• Dataset rows for apps and sites:
***
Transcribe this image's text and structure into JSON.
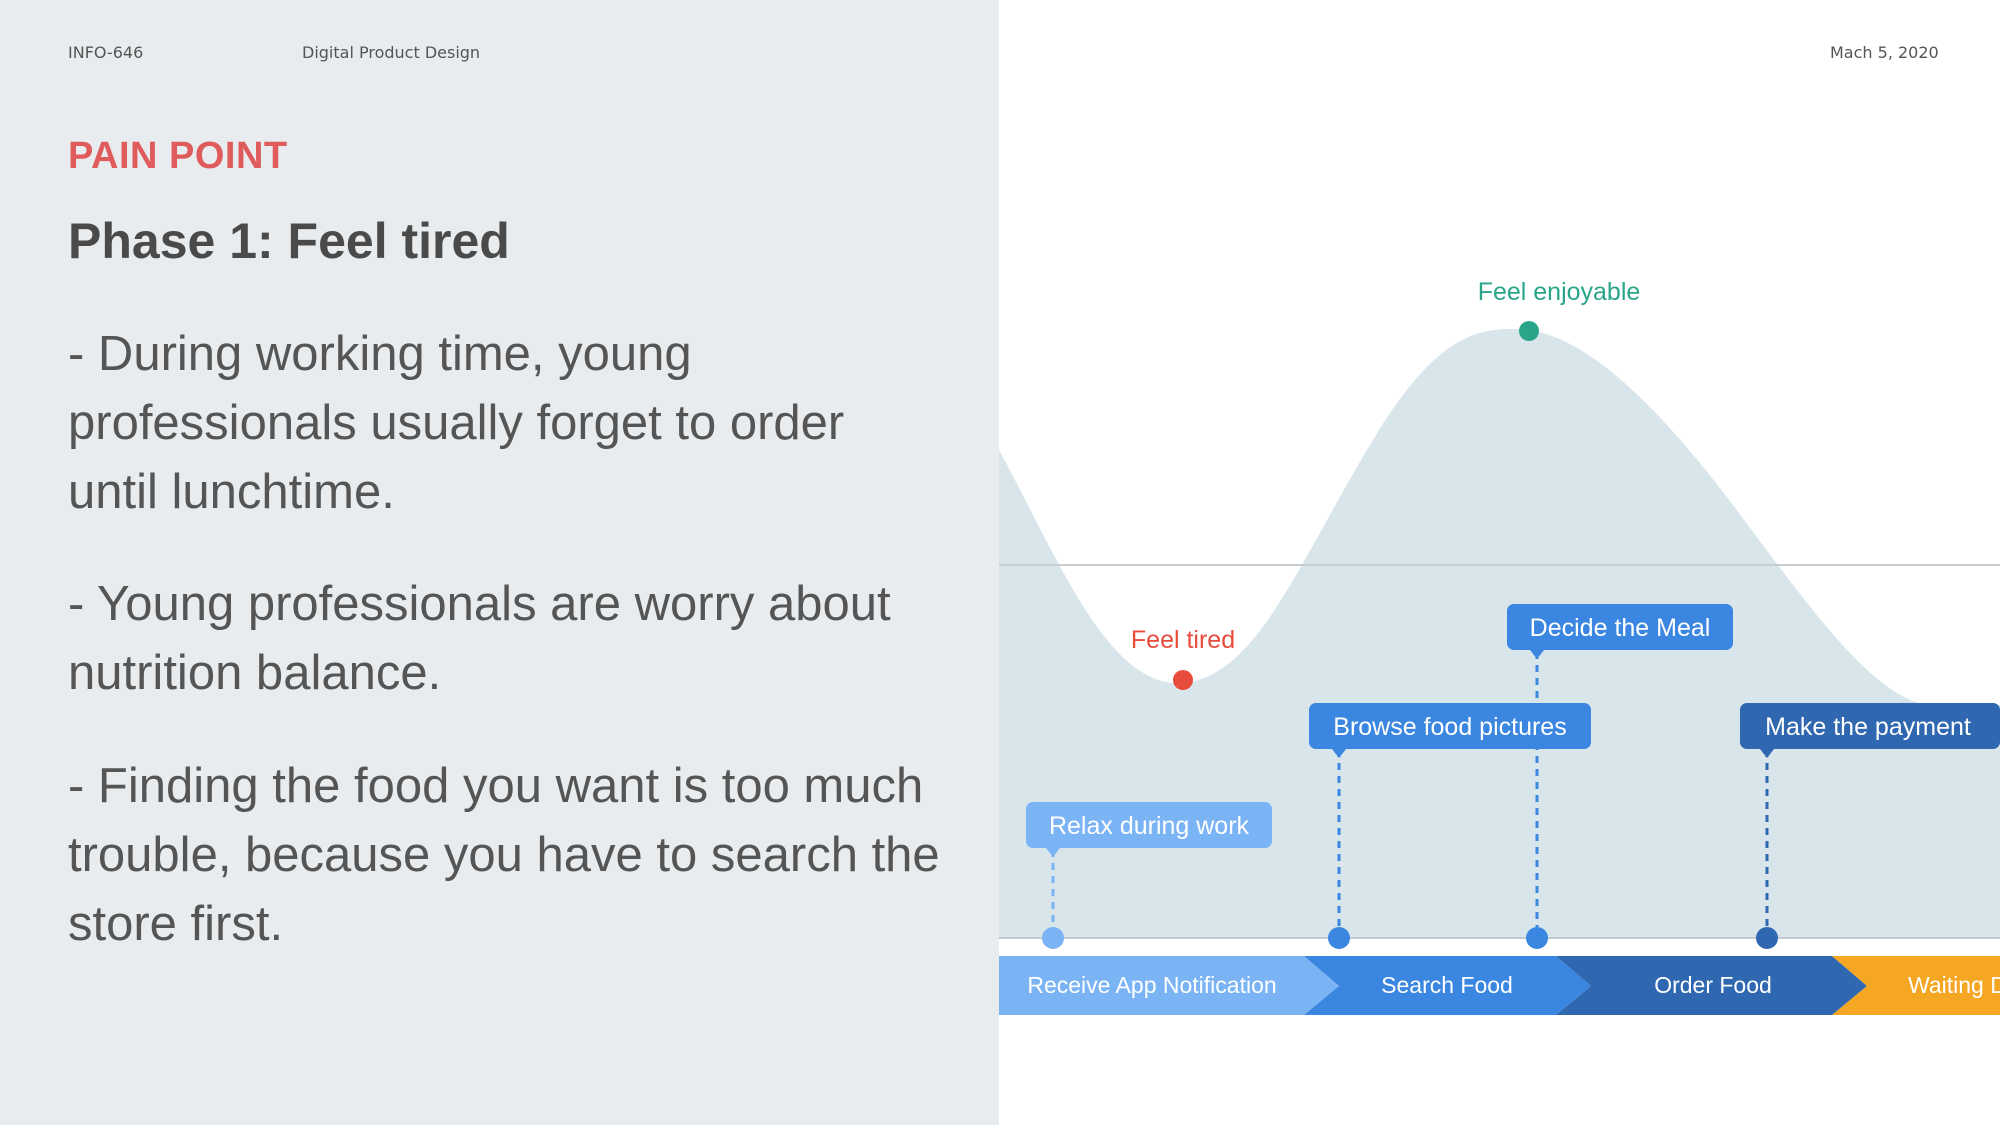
{
  "header": {
    "course": "INFO-646",
    "subject": "Digital Product Design",
    "date": "Mach 5, 2020"
  },
  "slide": {
    "section": "PAIN POINT",
    "title": "Phase 1: Feel tired",
    "bullets": [
      {
        "lines": [
          "- During working time, young",
          "professionals usually forget to order",
          "until lunchtime."
        ]
      },
      {
        "lines": [
          "- Young professionals are worry about",
          "nutrition balance."
        ]
      },
      {
        "lines": [
          "- Finding the food you want is too much",
          "trouble, because you have to search the",
          "store first."
        ]
      }
    ]
  },
  "journey": {
    "emotions": [
      {
        "label": "Feel enjoyable",
        "color": "#2aa58a"
      },
      {
        "label": "Feel tired",
        "color": "#e84c3d"
      }
    ],
    "actions": [
      {
        "label": "Relax during work",
        "color": "#7ab4f5"
      },
      {
        "label": "Browse food pictures",
        "color": "#3a86e0"
      },
      {
        "label": "Decide the Meal",
        "color": "#3a86e0"
      },
      {
        "label": "Make the payment",
        "color": "#2f68b0"
      }
    ],
    "stages": [
      {
        "label": "Receive App Notification",
        "color": "#7ab4f5"
      },
      {
        "label": "Search Food",
        "color": "#3a86e0"
      },
      {
        "label": "Order Food",
        "color": "#2f68b0"
      },
      {
        "label": "Waiting D",
        "color": "#f5a623"
      }
    ],
    "curve_color": "#d8e5ea"
  }
}
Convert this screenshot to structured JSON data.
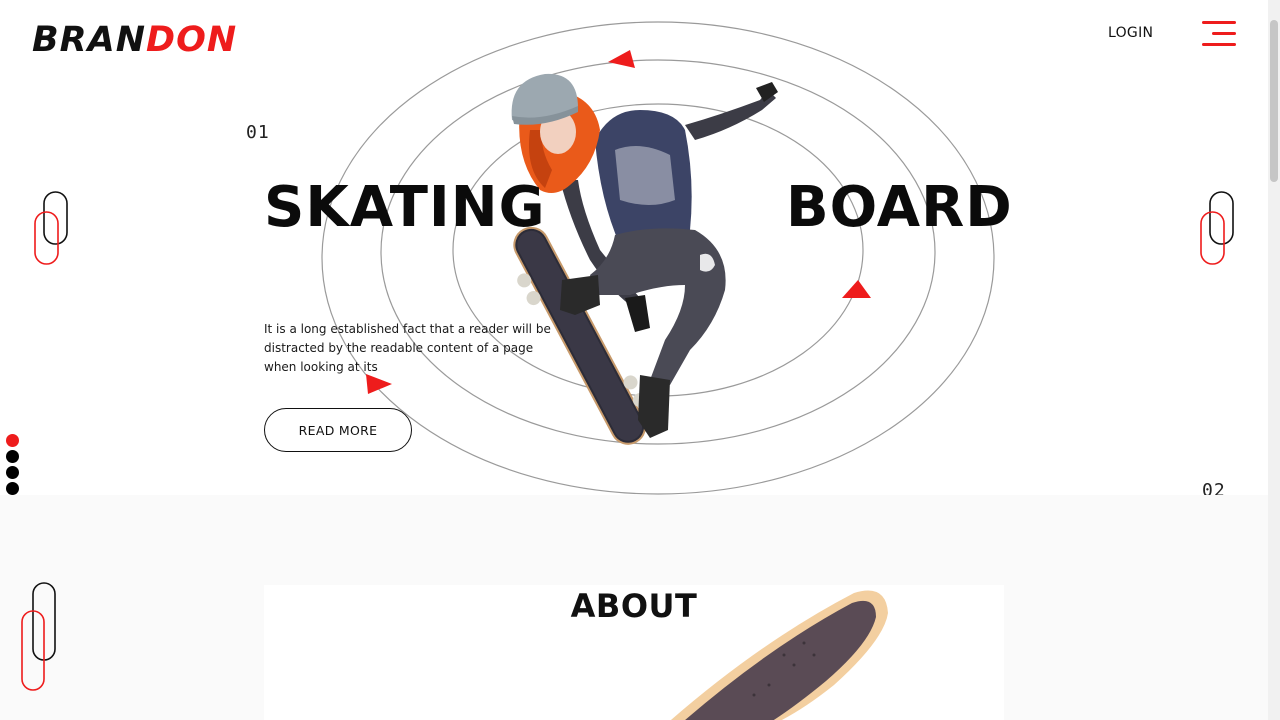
{
  "header": {
    "brand_part1": "BRAN",
    "brand_part2": "DON",
    "login_label": "LOGIN",
    "menu_icon": "hamburger-menu-icon"
  },
  "hero": {
    "slide_number": "01",
    "title_left": "SKATING",
    "title_right": "BOARD",
    "description": "It is a long established fact that a reader will be distracted by the readable content of a page when looking at its",
    "read_more_label": "READ MORE",
    "next_slide_number": "02",
    "image": "skateboarder-girl-jumping"
  },
  "slider": {
    "total_dots": 4,
    "active_index": 0
  },
  "about": {
    "title": "ABOUT",
    "image": "skateboard-deck"
  },
  "colors": {
    "accent": "#ee1c1c",
    "text": "#111111",
    "background": "#ffffff",
    "section_bg": "#fafafa"
  },
  "icons": [
    "hamburger-menu-icon",
    "paperclip-icon",
    "triangle-icon"
  ]
}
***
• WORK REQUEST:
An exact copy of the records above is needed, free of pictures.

• SOLUTION TO THIS PROBLEM:
Transcribe this image's text and structure into JSON.
{
  "header": {
    "course": "INFO-646",
    "subject": "Digital Product Design",
    "date": "Mach 5, 2020"
  },
  "slide": {
    "section": "PAIN POINT",
    "title": "Phase 1: Feel tired",
    "bullets": [
      {
        "lines": [
          "- During working time, young",
          "professionals usually forget to order",
          "until lunchtime."
        ]
      },
      {
        "lines": [
          "- Young professionals are worry about",
          "nutrition balance."
        ]
      },
      {
        "lines": [
          "- Finding the food you want is too much",
          "trouble, because you have to search the",
          "store first."
        ]
      }
    ]
  },
  "journey": {
    "emotions": [
      {
        "label": "Feel enjoyable",
        "color": "#2aa58a"
      },
      {
        "label": "Feel tired",
        "color": "#e84c3d"
      }
    ],
    "actions": [
      {
        "label": "Relax during work",
        "color": "#7ab4f5"
      },
      {
        "label": "Browse food pictures",
        "color": "#3a86e0"
      },
      {
        "label": "Decide the Meal",
        "color": "#3a86e0"
      },
      {
        "label": "Make the payment",
        "color": "#2f68b0"
      }
    ],
    "stages": [
      {
        "label": "Receive App Notification",
        "color": "#7ab4f5"
      },
      {
        "label": "Search Food",
        "color": "#3a86e0"
      },
      {
        "label": "Order Food",
        "color": "#2f68b0"
      },
      {
        "label": "Waiting D",
        "color": "#f5a623"
      }
    ],
    "curve_color": "#d8e5ea"
  }
}
Convert this screenshot to structured JSON data.
{
  "header": {
    "brand_part1": "BRAN",
    "brand_part2": "DON",
    "login_label": "LOGIN",
    "menu_icon": "hamburger-menu-icon"
  },
  "hero": {
    "slide_number": "01",
    "title_left": "SKATING",
    "title_right": "BOARD",
    "description": "It is a long established fact that a reader will be distracted by the readable content of a page when looking at its",
    "read_more_label": "READ MORE",
    "next_slide_number": "02",
    "image": "skateboarder-girl-jumping"
  },
  "slider": {
    "total_dots": 4,
    "active_index": 0
  },
  "about": {
    "title": "ABOUT",
    "image": "skateboard-deck"
  },
  "colors": {
    "accent": "#ee1c1c",
    "text": "#111111",
    "background": "#ffffff",
    "section_bg": "#fafafa"
  },
  "icons": [
    "hamburger-menu-icon",
    "paperclip-icon",
    "triangle-icon"
  ]
}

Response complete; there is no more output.